BEGIN

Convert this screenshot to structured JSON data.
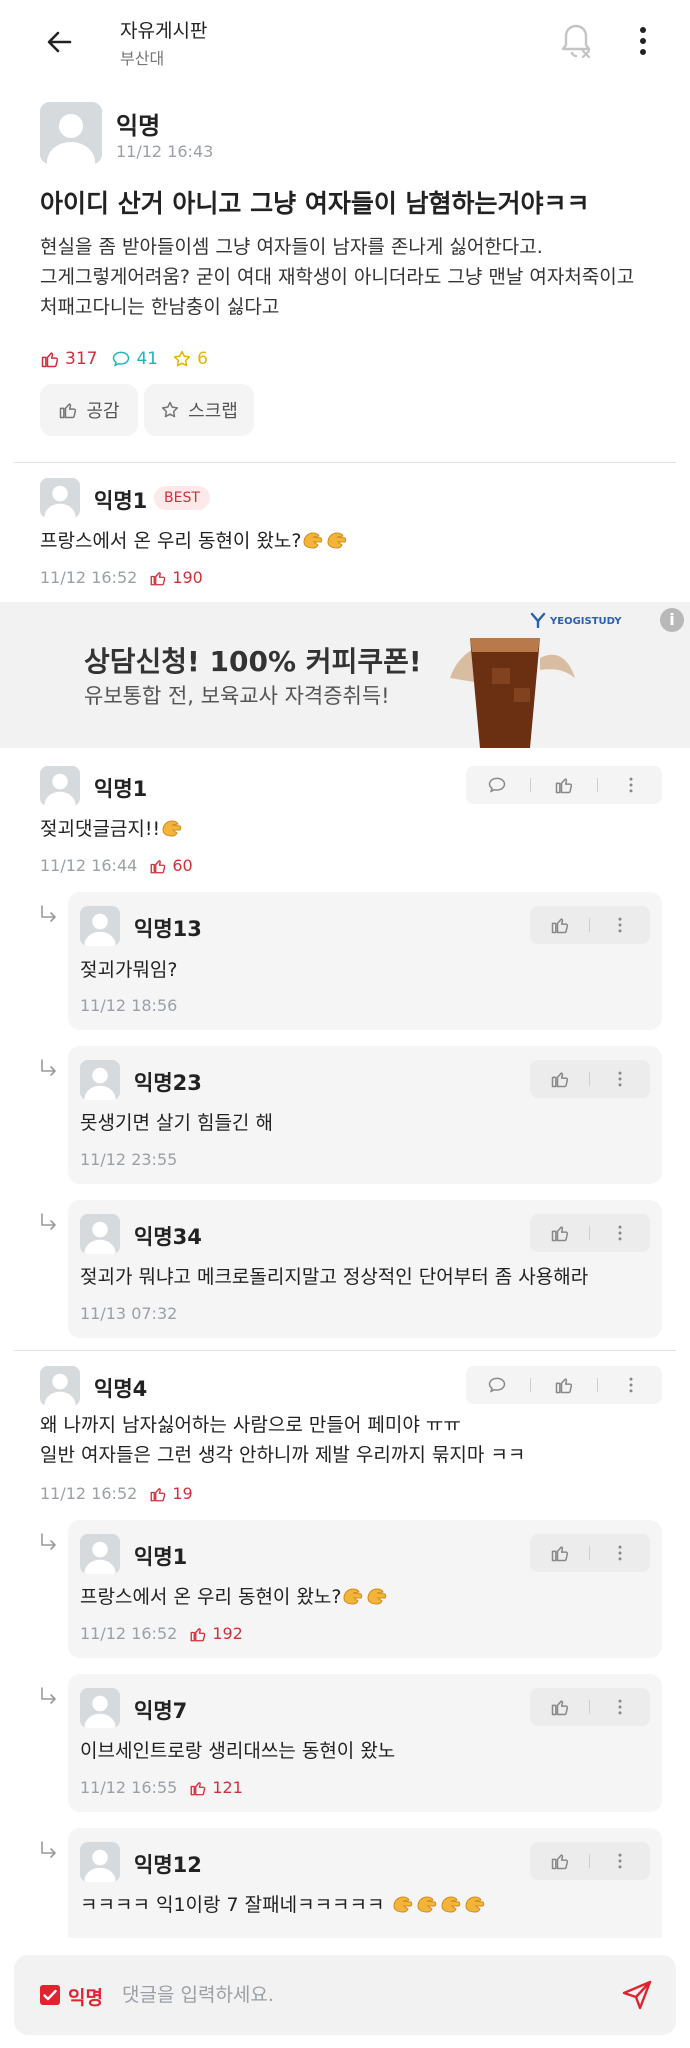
{
  "header": {
    "title": "자유게시판",
    "subtitle": "부산대"
  },
  "post": {
    "author": "익명",
    "time": "11/12 16:43",
    "title": "아이디 산거 아니고 그냥 여자들이 남혐하는거야ㅋㅋ",
    "body": "현실을 좀 받아들이셈 그냥 여자들이 남자를 존나게 싫어한다고.\n그게그렇게어려움? 굳이 여대 재학생이 아니더라도 그냥 맨날 여자처죽이고\n처패고다니는 한남충이 싫다고",
    "likes": "317",
    "comments": "41",
    "scraps": "6",
    "like_button": "공감",
    "scrap_button": "스크랩"
  },
  "best_comment": {
    "author": "익명1",
    "badge": "BEST",
    "text": "프랑스에서 온 우리 동현이 왔노?",
    "time": "11/12 16:52",
    "likes": "190"
  },
  "ad": {
    "title": "상담신청! 100% 커피쿠폰!",
    "subtitle": "유보통합 전, 보육교사 자격증취득!",
    "brand": "YEOGISTUDY",
    "info": "i"
  },
  "comments": [
    {
      "author": "익명1",
      "text": "젖괴댓글금지!!",
      "time": "11/12 16:44",
      "likes": "60",
      "replies": [
        {
          "author": "익명13",
          "text": "젖괴가뭐임?",
          "time": "11/12 18:56"
        },
        {
          "author": "익명23",
          "text": "못생기면 살기 힘들긴 해",
          "time": "11/12 23:55"
        },
        {
          "author": "익명34",
          "text": "젖괴가 뭐냐고 메크로돌리지말고 정상적인 단어부터 좀 사용해라",
          "time": "11/13 07:32"
        }
      ]
    },
    {
      "author": "익명4",
      "text": "왜 나까지 남자싫어하는 사람으로 만들어 페미야 ㅠㅠ\n일반 여자들은 그런 생각 안하니까 제발 우리까지 묶지마 ㅋㅋ",
      "time": "11/12 16:52",
      "likes": "19",
      "replies": [
        {
          "author": "익명1",
          "text": "프랑스에서 온 우리 동현이 왔노?",
          "time": "11/12 16:52",
          "likes": "192"
        },
        {
          "author": "익명7",
          "text": "이브세인트로랑 생리대쓰는 동현이 왔노",
          "time": "11/12 16:55",
          "likes": "121"
        },
        {
          "author": "익명12",
          "text": "ㅋㅋㅋㅋ 익1이랑 7 잘패네ㅋㅋㅋㅋㅋ"
        }
      ]
    }
  ],
  "compose": {
    "anonymous_label": "익명",
    "placeholder": "댓글을 입력하세요."
  },
  "colors": {
    "accent_red": "#e0242f",
    "like_red": "#d0303a",
    "comment_teal": "#1fb3c2",
    "scrap_yellow": "#e8b400"
  }
}
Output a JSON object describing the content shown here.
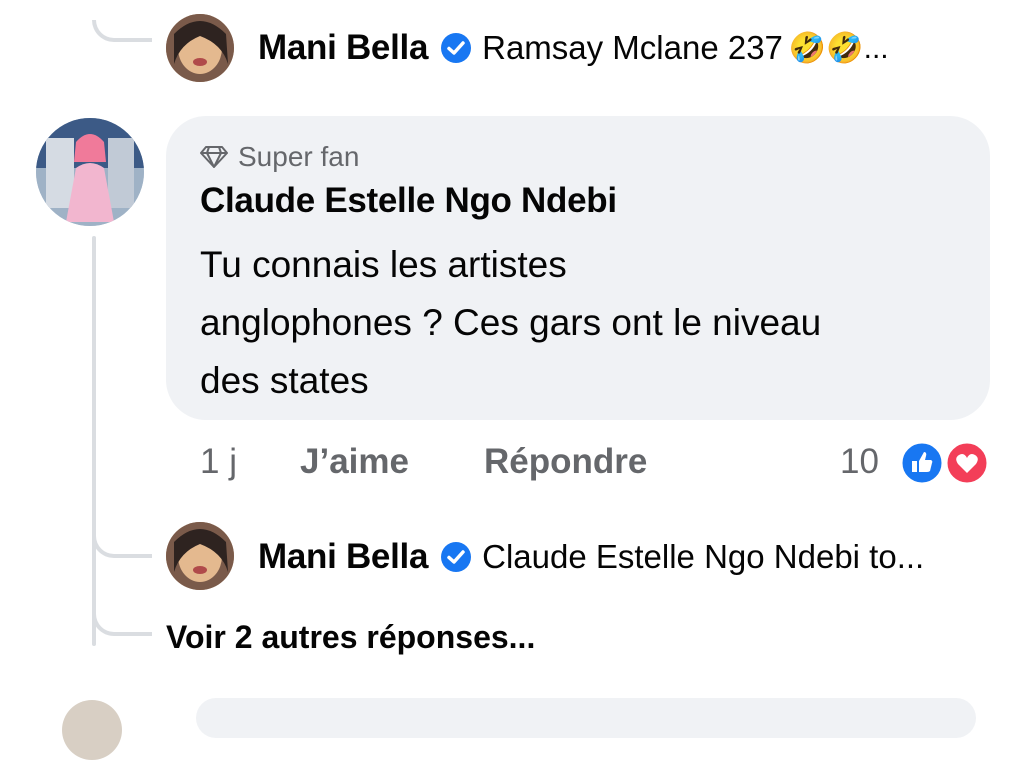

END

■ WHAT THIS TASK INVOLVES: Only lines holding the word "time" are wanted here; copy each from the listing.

■ TASK ANSWER:
    "time": "11/12 16:43",
    "time": "11/12 16:52",
      "time": "11/12 16:44",
          "time": "11/12 18:56"
          "time": "11/12 23:55"
          "time": "11/13 07:32"
      "time": "11/12 16:52",
          "time": "11/12 16:52",
          "time": "11/12 16:55",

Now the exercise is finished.